◆ Exercise description ◆
Repeat the data exactly. Pictures stay out.
--- Data for processing Enclosed Below ---
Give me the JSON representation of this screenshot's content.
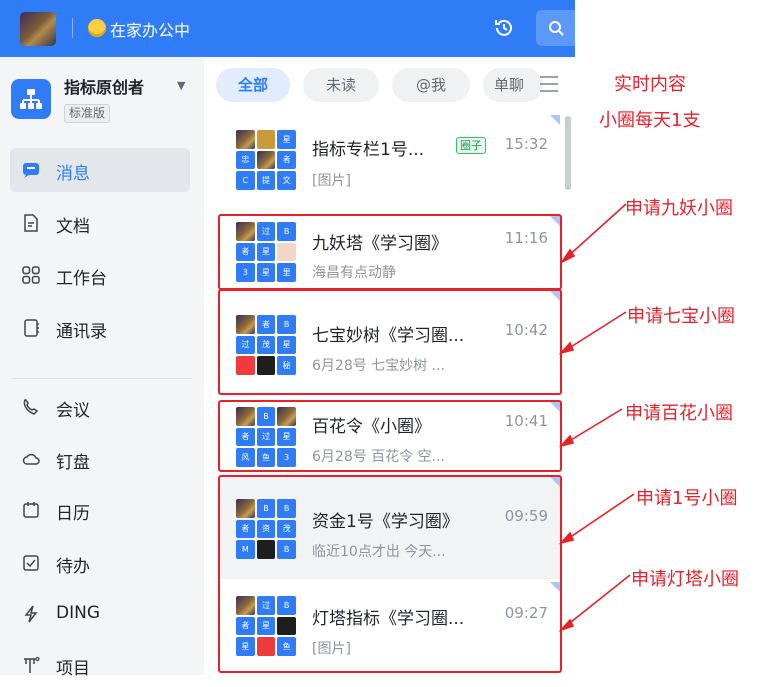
{
  "topbar": {
    "status_text": "在家办公中",
    "history_icon": "history-icon",
    "search_icon": "search-icon"
  },
  "sidebar": {
    "org_name": "指标原创者",
    "org_badge": "标准版",
    "items": [
      {
        "label": "消息",
        "icon": "message-icon",
        "active": true
      },
      {
        "label": "文档",
        "icon": "document-icon"
      },
      {
        "label": "工作台",
        "icon": "apps-icon"
      },
      {
        "label": "通讯录",
        "icon": "contacts-icon"
      },
      {
        "label": "会议",
        "icon": "meeting-icon"
      },
      {
        "label": "钉盘",
        "icon": "cloud-icon"
      },
      {
        "label": "日历",
        "icon": "calendar-icon"
      },
      {
        "label": "待办",
        "icon": "todo-icon"
      },
      {
        "label": "DING",
        "icon": "ding-icon"
      },
      {
        "label": "项目",
        "icon": "project-icon"
      }
    ]
  },
  "tabs": [
    {
      "label": "全部",
      "active": true
    },
    {
      "label": "未读"
    },
    {
      "label": "@我"
    },
    {
      "label": "单聊"
    }
  ],
  "conversations": [
    {
      "name": "指标专栏1号...",
      "tag": "圈子",
      "time": "15:32",
      "preview": "[图片]"
    },
    {
      "name": "九妖塔《学习圈》",
      "time": "11:16",
      "preview": "海昌有点动静"
    },
    {
      "name": "七宝妙树《学习圈...",
      "time": "10:42",
      "preview": "6月28号 七宝妙树 ..."
    },
    {
      "name": "百花令《小圈》",
      "time": "10:41",
      "preview": "6月28号 百花令 空..."
    },
    {
      "name": "资金1号《学习圈》",
      "time": "09:59",
      "preview": "临近10点才出 今天..."
    },
    {
      "name": "灯塔指标《学习圈...",
      "time": "09:27",
      "preview": "[图片]"
    }
  ],
  "avatar_chars": {
    "row0": [
      "",
      "",
      "星",
      "忠",
      "",
      "者",
      "C",
      "提",
      "文"
    ],
    "row1": [
      "",
      "过",
      "B",
      "者",
      "星",
      "",
      "3",
      "星",
      "里"
    ],
    "row2": [
      "",
      "者",
      "B",
      "过",
      "茂",
      "星",
      "",
      "",
      "秘"
    ],
    "row3": [
      "",
      "B",
      "",
      "者",
      "过",
      "星",
      "风",
      "鱼",
      "3"
    ],
    "row4": [
      "",
      "B",
      "B",
      "者",
      "资",
      "茂",
      "M",
      "",
      "B"
    ],
    "row5": [
      "",
      "过",
      "B",
      "者",
      "星",
      "",
      "星",
      "",
      "鱼"
    ]
  },
  "annotations": {
    "top_note_line1": "实时内容",
    "top_note_line2": "小圈每天1支",
    "notes": [
      "申请九妖小圈",
      "申请七宝小圈",
      "申请百花小圈",
      "申请1号小圈",
      "申请灯塔小圈"
    ]
  },
  "colors": {
    "accent": "#2f7cf6",
    "annotation_red": "#e8202a",
    "sidebar_bg": "#f4f5f7"
  }
}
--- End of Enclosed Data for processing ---
◆ Problem solution ◆
Give me the JSON representation of this screenshot's content.
{
  "topbar": {
    "status_text": "在家办公中",
    "history_icon": "history-icon",
    "search_icon": "search-icon"
  },
  "sidebar": {
    "org_name": "指标原创者",
    "org_badge": "标准版",
    "items": [
      {
        "label": "消息",
        "icon": "message-icon",
        "active": true
      },
      {
        "label": "文档",
        "icon": "document-icon"
      },
      {
        "label": "工作台",
        "icon": "apps-icon"
      },
      {
        "label": "通讯录",
        "icon": "contacts-icon"
      },
      {
        "label": "会议",
        "icon": "meeting-icon"
      },
      {
        "label": "钉盘",
        "icon": "cloud-icon"
      },
      {
        "label": "日历",
        "icon": "calendar-icon"
      },
      {
        "label": "待办",
        "icon": "todo-icon"
      },
      {
        "label": "DING",
        "icon": "ding-icon"
      },
      {
        "label": "项目",
        "icon": "project-icon"
      }
    ]
  },
  "tabs": [
    {
      "label": "全部",
      "active": true
    },
    {
      "label": "未读"
    },
    {
      "label": "@我"
    },
    {
      "label": "单聊"
    }
  ],
  "conversations": [
    {
      "name": "指标专栏1号...",
      "tag": "圈子",
      "time": "15:32",
      "preview": "[图片]"
    },
    {
      "name": "九妖塔《学习圈》",
      "time": "11:16",
      "preview": "海昌有点动静"
    },
    {
      "name": "七宝妙树《学习圈...",
      "time": "10:42",
      "preview": "6月28号 七宝妙树 ..."
    },
    {
      "name": "百花令《小圈》",
      "time": "10:41",
      "preview": "6月28号 百花令 空..."
    },
    {
      "name": "资金1号《学习圈》",
      "time": "09:59",
      "preview": "临近10点才出 今天..."
    },
    {
      "name": "灯塔指标《学习圈...",
      "time": "09:27",
      "preview": "[图片]"
    }
  ],
  "avatar_chars": {
    "row0": [
      "",
      "",
      "星",
      "忠",
      "",
      "者",
      "C",
      "提",
      "文"
    ],
    "row1": [
      "",
      "过",
      "B",
      "者",
      "星",
      "",
      "3",
      "星",
      "里"
    ],
    "row2": [
      "",
      "者",
      "B",
      "过",
      "茂",
      "星",
      "",
      "",
      "秘"
    ],
    "row3": [
      "",
      "B",
      "",
      "者",
      "过",
      "星",
      "风",
      "鱼",
      "3"
    ],
    "row4": [
      "",
      "B",
      "B",
      "者",
      "资",
      "茂",
      "M",
      "",
      "B"
    ],
    "row5": [
      "",
      "过",
      "B",
      "者",
      "星",
      "",
      "星",
      "",
      "鱼"
    ]
  },
  "annotations": {
    "top_note_line1": "实时内容",
    "top_note_line2": "小圈每天1支",
    "notes": [
      "申请九妖小圈",
      "申请七宝小圈",
      "申请百花小圈",
      "申请1号小圈",
      "申请灯塔小圈"
    ]
  },
  "colors": {
    "accent": "#2f7cf6",
    "annotation_red": "#e8202a",
    "sidebar_bg": "#f4f5f7"
  }
}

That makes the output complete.